(from The Dayton Art Institute)
Norman Rockwell painted the best of America, creating indelible images of the lives, hopes, and dreams of Americans in the 20th century. Those images continue to resonate with subsequent generations, well into the 21st century.
The Dayton Art Institute will celebrate the life and work of Norman Rockwell with the special exhibition American Chronicles: The Art of Norman Rockwell, presented by PNC. The exhibition opens Saturday, November 12 and runs through February 5, 2012.
The exhibition, organized by the Norman Rockwell Museum, explores Rockwell’s unparalleled role as an iconic American storyteller. American Chronicles features 42 original artworks from the Norman Rockwell Museum’s collection, including well-known images such as Triple Self-Portrait (1960), Girl at Mirror (1954), Going and Coming (1947), and Art Critic (1955). The exhibition also includes cover sheets of all 323 Saturday Evening Post covers created by Rockwell. His work for the Post spanned a remarkable 47 years, and the artist became a household name in the process.
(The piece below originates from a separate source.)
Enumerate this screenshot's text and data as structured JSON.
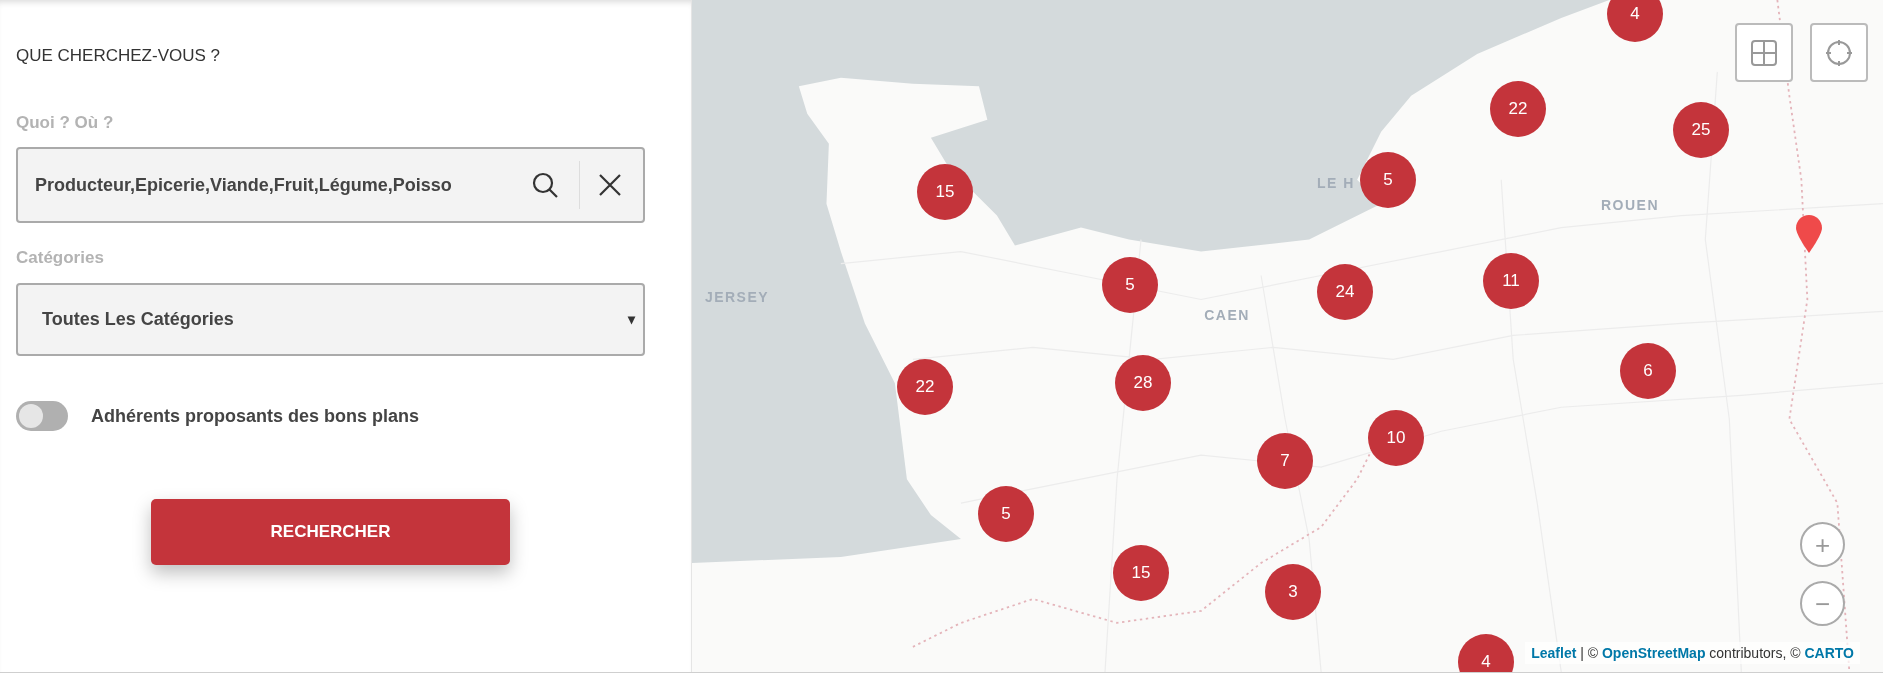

Expertly weaving both narrative and painterly images, Rockwell was a consummate visual storyteller with a finely honed sense of what made an image successful in the rapidly changing era of mass media. Rockwell’s unique artistic legacy, established during 65 years of painting, offers a personal chronicle of 20th century life and aspirations that has both reflected and profoundly influenced American perceptions and ideals.
American Chronicles traces the evolution of Rockwell’s art and iconography throughout his career – from carefully choreographed reflections on childhood innocence in paintings such as No Swimming (1921) to powerful, consciousness-raising images like The Problem We All Live With (1964), which documented the traumatic realities of desegregation in the South.
The exhibition also includes materials from the Museum’s archives that demonstrate how Rockwell worked, from preliminary sketches, photographs, color studies, and detailed drawings to the finished painting. Commentary focusing on recurring personal themes, artistic and cultural influences, and the commercial climate that influenced Rockwell’s creative process will be woven throughout the exhibition.
Related Events and Programs
The Dayton Art Institute is planning a number of special events and programs in conjunction with American Chronicles. These include a Veterans Day Program on November 11, talks, workshops, the popular Tour and Tea programs, and a special visit by Ruby Bridges, the subject of Rockwell’s painting The Problem We All Live With.
Visitors to American Chronicles will also have the opportunity to have their pictures taken in front of a life-size Saturday Evening Post cover. Props will be available for those who want to create a Rockwell-inspired scene. Photos will be posted to the museum’s Flickr and Facebook pages.
For more about related events and programs, visit www.daytonartinstitute.org/rockwell or call the museum at 937-223-5277 to request a copy of the exhibition brochure.
How To Go:
American Chronicles: The Art of Norman Rockwell is on view at The Dayton Art Institute from November 12 – February 5, 2012.
Admission is $15 for adults, $13 for seniors (60+), students (18+ w/ID) and active military, $10 for youth (ages 7-17) and free for children (ages 6 & under). Museum members are free for their first visit, $10 for return visits. Exhibition tickets include admission to the museum’s permanent collection.
Exhibition audio guides, providing commentary on Norman Rockwell’s life and work, are available at the Visitor Services Desk for an additional $5.
Group tour packages are available, including docent-led tours of the exhibitions and boxed lunches from the museum’s Cafe. Group tickets (groups of 10 or more) are $13 per person. Information about group tours is available by contacting Mary Eberle, at 937-512-0152 or [email protected].
For more about the exhibition and other programs at The Dayton Art Institute, go to www.daytonartinstitute.org or call the museum at 937-223-5277. Be sure to also visit The Dayton Art Institute’s Facebook and Twitter pages for additional information and offers. On Twitter, look for the hashtag #rockwelldai.